— Assignment —
For the material that follows, list every line containing the word "views".

— Records for the task —

--

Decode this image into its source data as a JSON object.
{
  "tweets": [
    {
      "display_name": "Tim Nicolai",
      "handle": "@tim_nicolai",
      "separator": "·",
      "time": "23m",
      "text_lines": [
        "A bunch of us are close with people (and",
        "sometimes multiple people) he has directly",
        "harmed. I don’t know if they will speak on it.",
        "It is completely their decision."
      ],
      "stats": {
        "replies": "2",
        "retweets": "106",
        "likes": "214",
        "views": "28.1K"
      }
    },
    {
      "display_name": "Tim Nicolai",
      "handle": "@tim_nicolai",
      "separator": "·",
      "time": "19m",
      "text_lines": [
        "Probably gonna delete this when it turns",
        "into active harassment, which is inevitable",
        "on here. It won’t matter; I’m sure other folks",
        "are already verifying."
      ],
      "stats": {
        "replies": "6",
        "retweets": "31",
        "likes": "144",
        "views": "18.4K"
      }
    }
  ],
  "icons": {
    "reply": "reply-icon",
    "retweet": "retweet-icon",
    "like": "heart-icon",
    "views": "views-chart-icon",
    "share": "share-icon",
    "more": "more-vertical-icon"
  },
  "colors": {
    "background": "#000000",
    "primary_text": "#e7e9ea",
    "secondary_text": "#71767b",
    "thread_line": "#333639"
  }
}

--

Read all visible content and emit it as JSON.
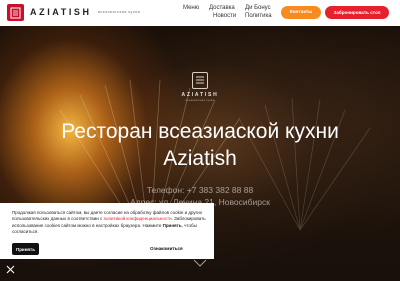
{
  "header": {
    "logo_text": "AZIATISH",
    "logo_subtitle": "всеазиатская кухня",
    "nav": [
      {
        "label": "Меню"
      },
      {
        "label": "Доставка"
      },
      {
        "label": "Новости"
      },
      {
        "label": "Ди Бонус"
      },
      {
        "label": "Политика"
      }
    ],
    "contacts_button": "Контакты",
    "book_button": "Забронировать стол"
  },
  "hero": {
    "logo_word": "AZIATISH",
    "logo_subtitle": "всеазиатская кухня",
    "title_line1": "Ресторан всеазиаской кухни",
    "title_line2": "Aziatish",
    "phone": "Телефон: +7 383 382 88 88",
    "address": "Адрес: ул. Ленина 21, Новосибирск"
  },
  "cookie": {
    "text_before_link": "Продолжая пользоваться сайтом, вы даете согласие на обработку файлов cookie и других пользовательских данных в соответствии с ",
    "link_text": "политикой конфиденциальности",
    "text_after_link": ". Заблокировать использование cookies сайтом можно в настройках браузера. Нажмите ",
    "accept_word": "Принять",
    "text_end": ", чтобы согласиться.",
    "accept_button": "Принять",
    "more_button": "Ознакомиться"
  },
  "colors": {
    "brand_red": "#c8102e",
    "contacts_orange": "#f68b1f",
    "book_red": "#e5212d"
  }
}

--

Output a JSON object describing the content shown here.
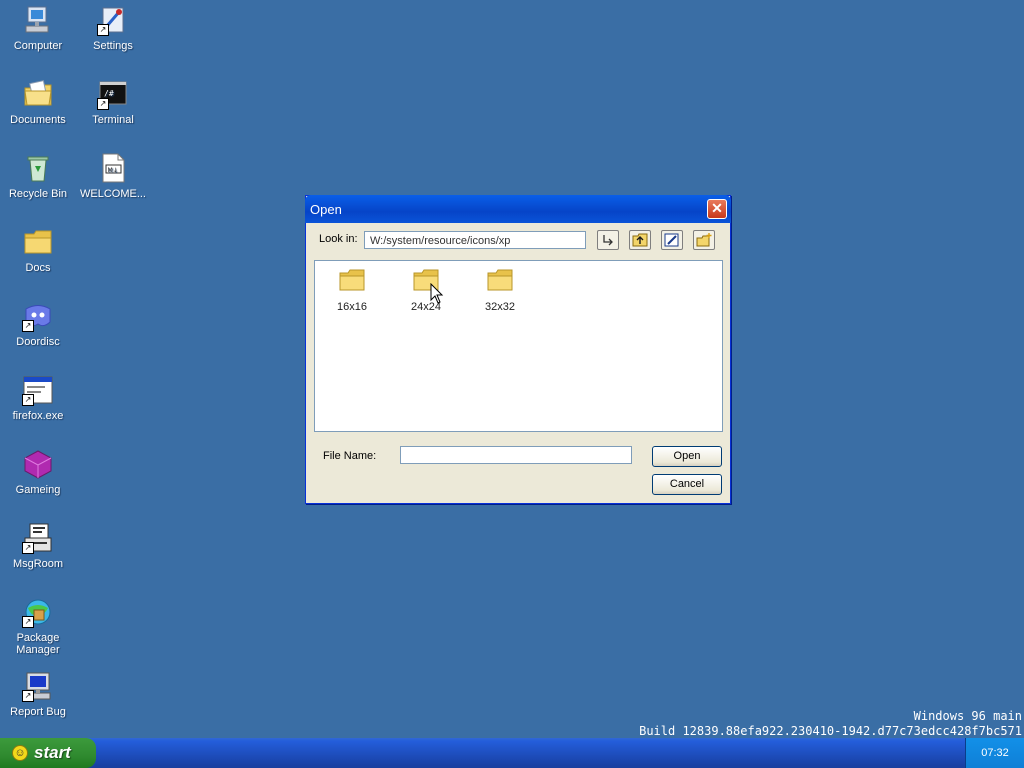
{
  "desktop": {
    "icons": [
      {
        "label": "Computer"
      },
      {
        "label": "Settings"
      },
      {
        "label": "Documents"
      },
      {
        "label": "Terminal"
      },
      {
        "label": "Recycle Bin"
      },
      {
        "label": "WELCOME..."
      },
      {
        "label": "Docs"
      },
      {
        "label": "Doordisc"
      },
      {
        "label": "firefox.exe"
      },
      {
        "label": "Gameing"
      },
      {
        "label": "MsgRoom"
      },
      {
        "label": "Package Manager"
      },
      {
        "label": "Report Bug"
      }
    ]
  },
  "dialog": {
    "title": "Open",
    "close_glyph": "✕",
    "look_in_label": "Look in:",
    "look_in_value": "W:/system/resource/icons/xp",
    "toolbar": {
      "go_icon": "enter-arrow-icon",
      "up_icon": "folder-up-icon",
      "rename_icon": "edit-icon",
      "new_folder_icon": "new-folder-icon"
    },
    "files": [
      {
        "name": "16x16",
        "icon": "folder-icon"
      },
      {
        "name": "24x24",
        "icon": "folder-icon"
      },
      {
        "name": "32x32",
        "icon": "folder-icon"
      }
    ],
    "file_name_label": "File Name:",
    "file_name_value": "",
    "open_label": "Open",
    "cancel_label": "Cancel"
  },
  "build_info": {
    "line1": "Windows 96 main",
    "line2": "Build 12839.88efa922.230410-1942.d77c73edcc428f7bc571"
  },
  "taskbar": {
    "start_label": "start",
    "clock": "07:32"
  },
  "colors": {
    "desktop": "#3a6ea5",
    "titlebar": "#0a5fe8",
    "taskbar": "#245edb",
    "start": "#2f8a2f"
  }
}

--

— Solution to this exercise —
        "views": "28.1K"
        "views": "18.4K"
    "views": "views-chart-icon",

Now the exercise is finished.